Another journalist covering the PR and marketing industry stated that they often see “pitches and press releases that miss out vital information. Then when you call to ask the question, the PR doesn’t know and says they will get back to you when you’re on deadline. Maybe they’ll get back quickly but in practice it could be hours or days.” 

Again, this wastes time and effort. So it’s important PRs give the full picture — from the perspective of both the news they are pitching, and how they conduct business with journalists.

Making things difficult

“Press release on PDF. Why?”

The PR and marketing journalist highlights this point succinctly. Our aim is to make journalists’ lives as easy as possible. This includes simple things — such as making sure information can be easily copied across to the document they are working on — to bigger aspects, such as being available to answer questions.

Some additional bugbears from this journalist include PRs sending press releases that require additional information, but then “aren’t contactable on the phone, or don’t include their phone number in their email signature.” 

“Or, picture download links that contain a dozen options of around the same quality,” they add. “It’s a pain. Better to attach one or two decent pictures and say you have more if needed.”

Like we must do for clients, PRs must also make sure they support journalists’ and make collaborations as efficient and convenient as possible to better ensure coverage is secured.

“Can you put the brand name in lower case?”

Sometimes journalists don’t get it one hundred percent right, and we need to correct them. But PRs should still be careful here, and only focus on corrections needed for accuracy.

“If you ask me to correct something that goes against editorial standards and policy, I’m not going to do it,” says the daily newspaper writer. “We’re not in marketing. So, won’t be using the ‘brand’ spelling if it is going to get me in trouble with the sub-editors.”

As well as being careful not to push the envelope too far on editorial standards, PRs would also be wise to pick and choose their battles on other corrections. 

“I’ve lost count of the number of times I’ve been asked to backlink. If we don’t do it for Apple, odds are, we aren’t going to do it for you,” they add. 

The comments from the journalists we spoke to all come back to a single theme: PR and comms pros need to find the right balance on giving feedback to a journalist and be mindful of editorial policy.

Flooding their inboxes

Think about the number of emails you receive. It feels like a lot, right? The average journalist can expect around 500 emails a day. 

“My inbox is a hell-scape. I can’t keep on top of it and meet deadlines at the same time. So sending me several emails on the same story is a sure-fire way of getting you listed in my spam folder,” the daily newspaper writer highlights. 

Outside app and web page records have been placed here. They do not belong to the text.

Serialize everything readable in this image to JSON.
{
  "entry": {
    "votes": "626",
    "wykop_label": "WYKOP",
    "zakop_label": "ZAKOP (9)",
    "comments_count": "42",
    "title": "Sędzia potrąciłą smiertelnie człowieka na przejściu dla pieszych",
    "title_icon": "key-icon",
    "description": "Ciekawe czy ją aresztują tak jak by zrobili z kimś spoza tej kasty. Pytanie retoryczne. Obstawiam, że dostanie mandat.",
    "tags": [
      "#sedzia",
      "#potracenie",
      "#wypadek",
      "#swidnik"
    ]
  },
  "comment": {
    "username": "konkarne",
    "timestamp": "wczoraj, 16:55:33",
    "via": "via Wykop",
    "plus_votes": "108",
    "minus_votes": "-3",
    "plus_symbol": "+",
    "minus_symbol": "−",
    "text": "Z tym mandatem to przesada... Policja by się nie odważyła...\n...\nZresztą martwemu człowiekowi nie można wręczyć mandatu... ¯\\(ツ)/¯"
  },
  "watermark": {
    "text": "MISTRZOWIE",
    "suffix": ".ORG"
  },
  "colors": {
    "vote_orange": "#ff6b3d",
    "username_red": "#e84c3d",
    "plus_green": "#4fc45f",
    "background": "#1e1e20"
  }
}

This also means that it is hard for stories to stand out, especially if you are cold-pitching journalists. “To stand out, it has to be a hot story, or I have to know you,” they add. 

Getting to the crux of a story is vital in an environment where you are literally competing with hundreds of others. 

Comms professionals should avoid “press releases that don’t get to the point in the first sentence. There are too many ‘drop’ intros, with colour and scene-setting before you get to the news,” said the PR and marketing journalist. “I don’t have time to read waffle. Please get to the point.”

Be the best

There are a lot of bad practices out there, and PRs have been rightly called out on it. 

This makes it important to really understand the journalists you are targeting — what makes them tick, how they need to work, and the best way to get a story the attention it deserves.

As an agency staffed with ex-journalists, we pride ourselves on really knowing our media, and focusing on building long-lasting and mutually beneficial relationships to maximise the chances of success. As consultants, we also provide the right guidance to clients to ensure we don’t cross the line with journalists.

So, if you want to increase the success of your PR and earned media efforts, get in touch with us today. 

Rich Went
Rich Went
A senior account director at Gallium, Rich is a news junkie with a passion for everything music, fintech and web3 with a decade's worth of experience in PR, comms and marketing.